?attr/shapeAppearanceSmallComponentused for Buttons, Chips, Text Fields etc. Defaults to rounded 4dp corners.
?attr/shapeAppearanceMediumComponentused for Cards, Dialogs, Date Pickers etc. Defaults to rounded 4dp corners.
?attr/shapeAppearanceLargeComponentused for Bottom Sheets etc. Defaults to rounded 0dp corners (i.e. square!)
?attr/materialButtonStyledefaults to contained (or just omit the style).
?attr/borderlessButtonStylefor a text style button.
?attr/materialButtonOutlinedStylefor outlined style.
?android:attr/disabledAlphaDefault disabled alpha for widgets.
?android:attr/primaryContentAlphaThe alpha applied to the foreground elements.
?android:attr/secondaryContentAlphaThe alpha applied to secondary elements.
App vs Android namespace
You might have noticed that some attributes are referenced by
?android:attr/foo and others just by
?attr/bar.
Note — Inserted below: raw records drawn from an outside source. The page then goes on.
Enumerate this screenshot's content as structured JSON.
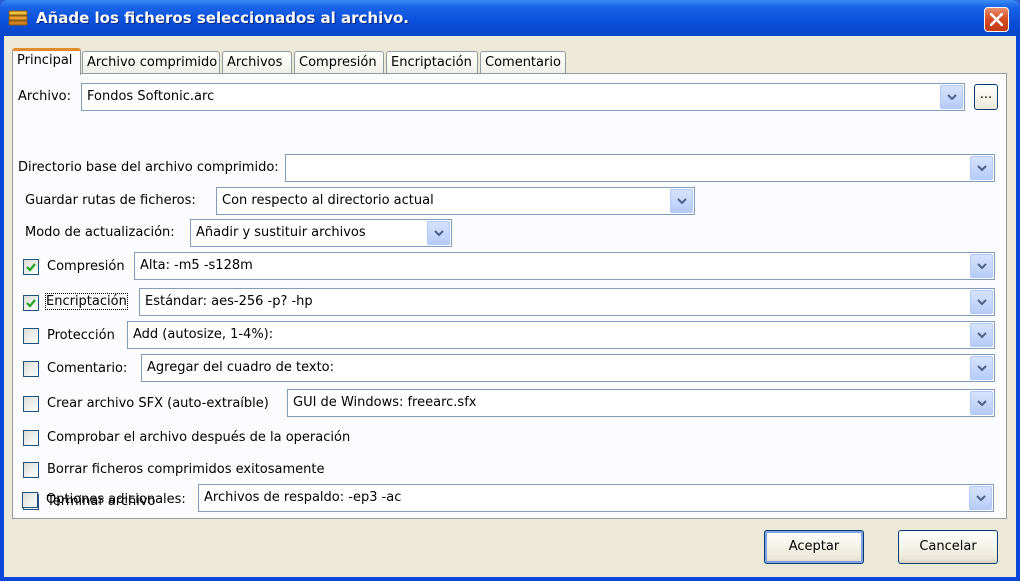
{
  "window": {
    "title": "Añade los ficheros seleccionados al archivo."
  },
  "tabs": [
    {
      "label": "Principal"
    },
    {
      "label": "Archivo comprimido"
    },
    {
      "label": "Archivos"
    },
    {
      "label": "Compresión"
    },
    {
      "label": "Encriptación"
    },
    {
      "label": "Comentario"
    }
  ],
  "archivo": {
    "label": "Archivo:",
    "value": "Fondos Softonic.arc",
    "browse": "..."
  },
  "directorio_base": {
    "label": "Directorio base del archivo comprimido:",
    "value": ""
  },
  "guardar_rutas": {
    "label": "Guardar rutas de ficheros:",
    "value": "Con respecto al directorio actual"
  },
  "modo_actualizacion": {
    "label": "Modo de actualización:",
    "value": "Añadir y sustituir archivos"
  },
  "compresion": {
    "label": "Compresión",
    "checked": true,
    "value": "Alta: -m5 -s128m"
  },
  "encriptacion": {
    "label": "Encriptación",
    "checked": true,
    "value": "Estándar: aes-256 -p? -hp"
  },
  "proteccion": {
    "label": "Protección",
    "checked": false,
    "value": "Add (autosize, 1-4%):"
  },
  "comentario": {
    "label": "Comentario:",
    "checked": false,
    "value": "Agregar del cuadro de texto:"
  },
  "sfx": {
    "label": "Crear archivo SFX (auto-extraíble)",
    "checked": false,
    "value": "GUI de Windows: freearc.sfx"
  },
  "comprobar": {
    "label": "Comprobar el archivo después de la operación",
    "checked": false
  },
  "borrar": {
    "label": "Borrar ficheros comprimidos exitosamente",
    "checked": false
  },
  "terminar": {
    "label": "Terminar archivo",
    "checked": false
  },
  "opciones": {
    "label": "Optiones adicionales:",
    "checked": false,
    "value": "Archivos de respaldo: -ep3 -ac"
  },
  "buttons": {
    "accept": "Aceptar",
    "cancel": "Cancelar"
  }
}
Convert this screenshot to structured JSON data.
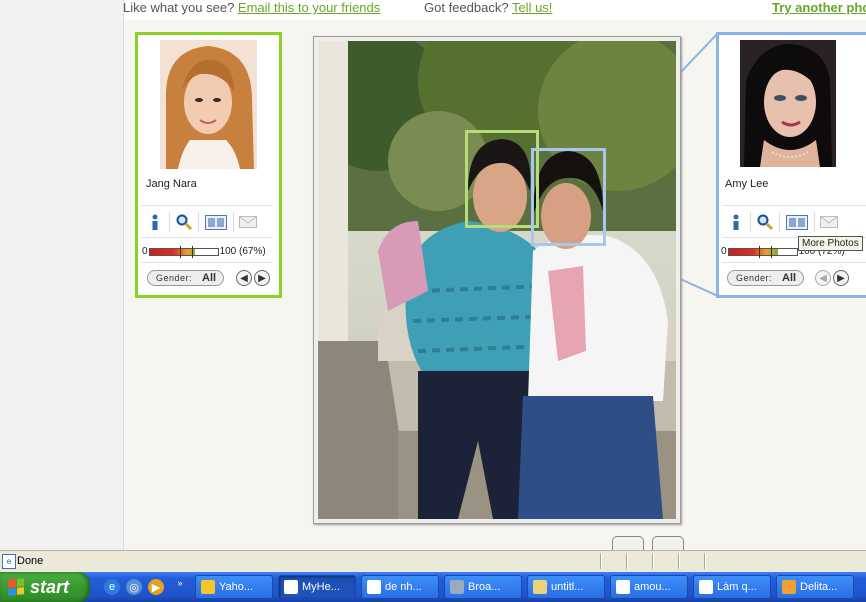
{
  "header": {
    "like_text": "Like what you see?",
    "email_link": "Email this to your friends",
    "feedback_text": "Got feedback?",
    "tell_link": "Tell us!",
    "try_link": "Try another phot"
  },
  "left_match": {
    "name": "Jang Nara",
    "score_min": "0",
    "score_label": "100 (67%)",
    "score_fraction": 0.67,
    "gender_label": "Gender:",
    "gender_value": "All",
    "accent": "#8cd12a"
  },
  "right_match": {
    "name": "Amy Lee",
    "score_min": "0",
    "score_label": "100 (72%)",
    "score_fraction": 0.72,
    "gender_label": "Gender:",
    "gender_value": "All",
    "accent": "#8db4e6",
    "tooltip": "More Photos"
  },
  "tools": [
    "info-icon",
    "magnify-icon",
    "more-photos-icon",
    "email-icon"
  ],
  "status": {
    "text": "Done"
  },
  "taskbar": {
    "start_label": "start",
    "buttons": [
      {
        "label": "Yaho...",
        "icon": "smiley-icon"
      },
      {
        "label": "MyHe...",
        "icon": "ie-window-icon",
        "active": true
      },
      {
        "label": "de nh...",
        "icon": "ie-window-icon"
      },
      {
        "label": "Broa...",
        "icon": "globe-icon"
      },
      {
        "label": "untitl...",
        "icon": "paint-icon"
      },
      {
        "label": "amou...",
        "icon": "ie-window-icon"
      },
      {
        "label": "Làm q...",
        "icon": "ie-window-icon"
      },
      {
        "label": "Delita...",
        "icon": "gear-icon"
      }
    ]
  }
}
This is because some are defined by the Android platform, and as such you need the
android part to reference them by their namespace (just like with view attributes in layouts:
android:id). Those without come from static libraries (i.e. AppCompat or MDC) which are compiled into your application, so don’t need the namespace (similar to how you might use
app:baz in a layout). Some elements are defined both in the platform and in a library e.g.
colorPrimary. In these cases, prefer the non-platform version, as this can be used on all API levels i.e. they’re duplicated in a library precisely to backport them. In these cases, I’ve listed the non-platform versions above.
prefer non-platform attributes which can be used on all API levels
For a complete list of the theme attributes available to use, go to the source of truth:
Material Design Components:
Do It Yourself
Sometimes there isn’t a theme attribute which abstracts something you’d like to vary by theme. No worries… create your own! Here’s an example from the Google I/O app which shows a list of conference sessions in two screens.
They’re largely similar but the left screen must leave space for the sticky time headers while the right screen does not. We implemented this by abstracting where to align items behind a theme attribute so that we can vary them by theme and use the same layout across two different screens:
1. Define the theme attribute in attrs.xml
3. Use the theme attr in the layout used on both screens:
Question (mark) everything
Knowing what theme attributes are available, equips you to use them when writing your layouts, styles or drawables. Using theme attributes makes it much easier to support theming (like dark theme) and to write more flexible, maintainable code. For a deep dive on this, join us in our next post in this series: